>>>>

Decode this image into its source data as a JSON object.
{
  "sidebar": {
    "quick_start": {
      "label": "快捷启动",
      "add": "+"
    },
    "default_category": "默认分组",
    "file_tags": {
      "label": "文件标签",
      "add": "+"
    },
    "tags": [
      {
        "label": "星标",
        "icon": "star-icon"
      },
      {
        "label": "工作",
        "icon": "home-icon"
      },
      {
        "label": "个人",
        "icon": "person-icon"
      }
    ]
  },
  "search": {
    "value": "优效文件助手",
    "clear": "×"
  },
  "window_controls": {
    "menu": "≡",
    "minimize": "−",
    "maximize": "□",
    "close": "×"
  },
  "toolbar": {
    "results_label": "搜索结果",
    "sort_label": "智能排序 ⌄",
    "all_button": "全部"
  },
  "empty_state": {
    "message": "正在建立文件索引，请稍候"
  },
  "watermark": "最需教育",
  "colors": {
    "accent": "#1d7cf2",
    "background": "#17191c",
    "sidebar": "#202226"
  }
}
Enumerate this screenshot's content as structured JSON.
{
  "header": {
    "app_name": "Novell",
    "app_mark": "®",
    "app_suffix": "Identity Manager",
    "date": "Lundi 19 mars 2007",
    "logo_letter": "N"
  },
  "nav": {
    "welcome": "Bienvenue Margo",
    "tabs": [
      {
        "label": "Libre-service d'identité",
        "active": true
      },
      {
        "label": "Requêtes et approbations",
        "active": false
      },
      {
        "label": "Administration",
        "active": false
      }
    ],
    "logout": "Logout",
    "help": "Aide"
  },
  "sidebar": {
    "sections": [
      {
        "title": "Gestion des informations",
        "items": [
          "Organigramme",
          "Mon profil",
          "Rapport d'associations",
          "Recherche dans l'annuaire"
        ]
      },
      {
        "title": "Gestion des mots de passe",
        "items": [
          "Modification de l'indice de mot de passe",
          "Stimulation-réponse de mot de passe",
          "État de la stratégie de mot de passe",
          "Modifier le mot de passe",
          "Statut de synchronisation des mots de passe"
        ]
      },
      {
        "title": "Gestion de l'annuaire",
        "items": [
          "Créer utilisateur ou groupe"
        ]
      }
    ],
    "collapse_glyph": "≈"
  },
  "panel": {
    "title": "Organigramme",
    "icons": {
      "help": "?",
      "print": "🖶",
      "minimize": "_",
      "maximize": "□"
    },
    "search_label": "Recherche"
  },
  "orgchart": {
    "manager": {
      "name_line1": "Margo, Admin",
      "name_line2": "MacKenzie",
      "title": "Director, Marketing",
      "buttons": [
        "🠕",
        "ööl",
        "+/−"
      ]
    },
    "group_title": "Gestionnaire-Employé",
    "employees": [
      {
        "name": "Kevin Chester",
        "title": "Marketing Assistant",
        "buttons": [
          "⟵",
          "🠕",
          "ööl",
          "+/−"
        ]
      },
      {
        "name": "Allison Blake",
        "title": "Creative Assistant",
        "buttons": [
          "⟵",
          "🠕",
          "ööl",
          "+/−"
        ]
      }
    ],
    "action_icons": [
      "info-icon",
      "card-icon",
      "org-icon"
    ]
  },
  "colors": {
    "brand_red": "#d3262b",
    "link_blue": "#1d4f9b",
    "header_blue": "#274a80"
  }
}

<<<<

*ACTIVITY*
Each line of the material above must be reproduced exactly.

*OUTPUT FOR THIS TASK*
Decode this image into its source data as a JSON object.
{
  "sidebar": {
    "quick_start": {
      "label": "快捷启动",
      "add": "+"
    },
    "default_category": "默认分组",
    "file_tags": {
      "label": "文件标签",
      "add": "+"
    },
    "tags": [
      {
        "label": "星标",
        "icon": "star-icon"
      },
      {
        "label": "工作",
        "icon": "home-icon"
      },
      {
        "label": "个人",
        "icon": "person-icon"
      }
    ]
  },
  "search": {
    "value": "优效文件助手",
    "clear": "×"
  },
  "window_controls": {
    "menu": "≡",
    "minimize": "−",
    "maximize": "□",
    "close": "×"
  },
  "toolbar": {
    "results_label": "搜索结果",
    "sort_label": "智能排序 ⌄",
    "all_button": "全部"
  },
  "empty_state": {
    "message": "正在建立文件索引，请稍候"
  },
  "watermark": "最需教育",
  "colors": {
    "accent": "#1d7cf2",
    "background": "#17191c",
    "sidebar": "#202226"
  }
}
Enumerate this screenshot's content as structured JSON.
{
  "header": {
    "app_name": "Novell",
    "app_mark": "®",
    "app_suffix": "Identity Manager",
    "date": "Lundi 19 mars 2007",
    "logo_letter": "N"
  },
  "nav": {
    "welcome": "Bienvenue Margo",
    "tabs": [
      {
        "label": "Libre-service d'identité",
        "active": true
      },
      {
        "label": "Requêtes et approbations",
        "active": false
      },
      {
        "label": "Administration",
        "active": false
      }
    ],
    "logout": "Logout",
    "help": "Aide"
  },
  "sidebar": {
    "sections": [
      {
        "title": "Gestion des informations",
        "items": [
          "Organigramme",
          "Mon profil",
          "Rapport d'associations",
          "Recherche dans l'annuaire"
        ]
      },
      {
        "title": "Gestion des mots de passe",
        "items": [
          "Modification de l'indice de mot de passe",
          "Stimulation-réponse de mot de passe",
          "État de la stratégie de mot de passe",
          "Modifier le mot de passe",
          "Statut de synchronisation des mots de passe"
        ]
      },
      {
        "title": "Gestion de l'annuaire",
        "items": [
          "Créer utilisateur ou groupe"
        ]
      }
    ],
    "collapse_glyph": "≈"
  },
  "panel": {
    "title": "Organigramme",
    "icons": {
      "help": "?",
      "print": "🖶",
      "minimize": "_",
      "maximize": "□"
    },
    "search_label": "Recherche"
  },
  "orgchart": {
    "manager": {
      "name_line1": "Margo, Admin",
      "name_line2": "MacKenzie",
      "title": "Director, Marketing",
      "buttons": [
        "🠕",
        "ööl",
        "+/−"
      ]
    },
    "group_title": "Gestionnaire-Employé",
    "employees": [
      {
        "name": "Kevin Chester",
        "title": "Marketing Assistant",
        "buttons": [
          "⟵",
          "🠕",
          "ööl",
          "+/−"
        ]
      },
      {
        "name": "Allison Blake",
        "title": "Creative Assistant",
        "buttons": [
          "⟵",
          "🠕",
          "ööl",
          "+/−"
        ]
      }
    ],
    "action_icons": [
      "info-icon",
      "card-icon",
      "org-icon"
    ]
  },
  "colors": {
    "brand_red": "#d3262b",
    "link_blue": "#1d4f9b",
    "header_blue": "#274a80"
  }
}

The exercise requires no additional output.